What is being asked:
Would you filter these records and copy every line that has the word "avast"?

Records supplied:
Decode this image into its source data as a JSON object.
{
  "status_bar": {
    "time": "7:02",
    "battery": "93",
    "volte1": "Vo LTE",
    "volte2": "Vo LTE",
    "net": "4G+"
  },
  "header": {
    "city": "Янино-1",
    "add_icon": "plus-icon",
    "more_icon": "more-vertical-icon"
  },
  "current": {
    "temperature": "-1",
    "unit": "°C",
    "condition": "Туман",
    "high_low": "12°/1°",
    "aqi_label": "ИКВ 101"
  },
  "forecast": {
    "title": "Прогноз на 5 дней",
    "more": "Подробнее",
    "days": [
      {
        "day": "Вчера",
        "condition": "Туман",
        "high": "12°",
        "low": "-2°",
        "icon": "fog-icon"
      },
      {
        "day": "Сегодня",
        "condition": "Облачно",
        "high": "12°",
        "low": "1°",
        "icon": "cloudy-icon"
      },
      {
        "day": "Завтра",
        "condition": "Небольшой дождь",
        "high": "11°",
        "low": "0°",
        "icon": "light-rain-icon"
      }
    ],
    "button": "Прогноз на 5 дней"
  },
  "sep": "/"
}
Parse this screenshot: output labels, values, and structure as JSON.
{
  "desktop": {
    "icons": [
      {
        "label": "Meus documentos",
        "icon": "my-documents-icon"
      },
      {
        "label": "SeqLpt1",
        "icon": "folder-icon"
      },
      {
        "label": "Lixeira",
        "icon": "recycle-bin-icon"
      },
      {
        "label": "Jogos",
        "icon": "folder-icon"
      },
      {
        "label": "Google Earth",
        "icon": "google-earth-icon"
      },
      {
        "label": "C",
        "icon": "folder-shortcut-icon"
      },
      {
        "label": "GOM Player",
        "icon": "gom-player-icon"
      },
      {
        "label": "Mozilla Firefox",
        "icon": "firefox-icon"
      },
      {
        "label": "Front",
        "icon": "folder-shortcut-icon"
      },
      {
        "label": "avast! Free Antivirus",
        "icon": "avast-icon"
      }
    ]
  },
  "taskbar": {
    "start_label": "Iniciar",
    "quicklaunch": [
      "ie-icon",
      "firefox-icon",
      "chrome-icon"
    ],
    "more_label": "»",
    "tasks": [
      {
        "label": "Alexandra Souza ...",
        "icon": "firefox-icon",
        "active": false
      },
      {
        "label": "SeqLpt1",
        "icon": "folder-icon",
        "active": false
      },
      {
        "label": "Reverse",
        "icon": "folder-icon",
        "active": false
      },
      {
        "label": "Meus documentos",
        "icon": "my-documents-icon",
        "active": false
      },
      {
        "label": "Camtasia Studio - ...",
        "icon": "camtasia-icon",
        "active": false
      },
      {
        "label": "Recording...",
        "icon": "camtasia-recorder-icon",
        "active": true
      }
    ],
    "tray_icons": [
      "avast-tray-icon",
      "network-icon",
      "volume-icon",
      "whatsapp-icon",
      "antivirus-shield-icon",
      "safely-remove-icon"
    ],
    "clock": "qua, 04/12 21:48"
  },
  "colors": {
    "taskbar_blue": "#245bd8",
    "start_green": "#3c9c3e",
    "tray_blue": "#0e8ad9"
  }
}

The answer:
        "label": "avast! Free Antivirus",
        "icon": "avast-icon"
      "avast-tray-icon",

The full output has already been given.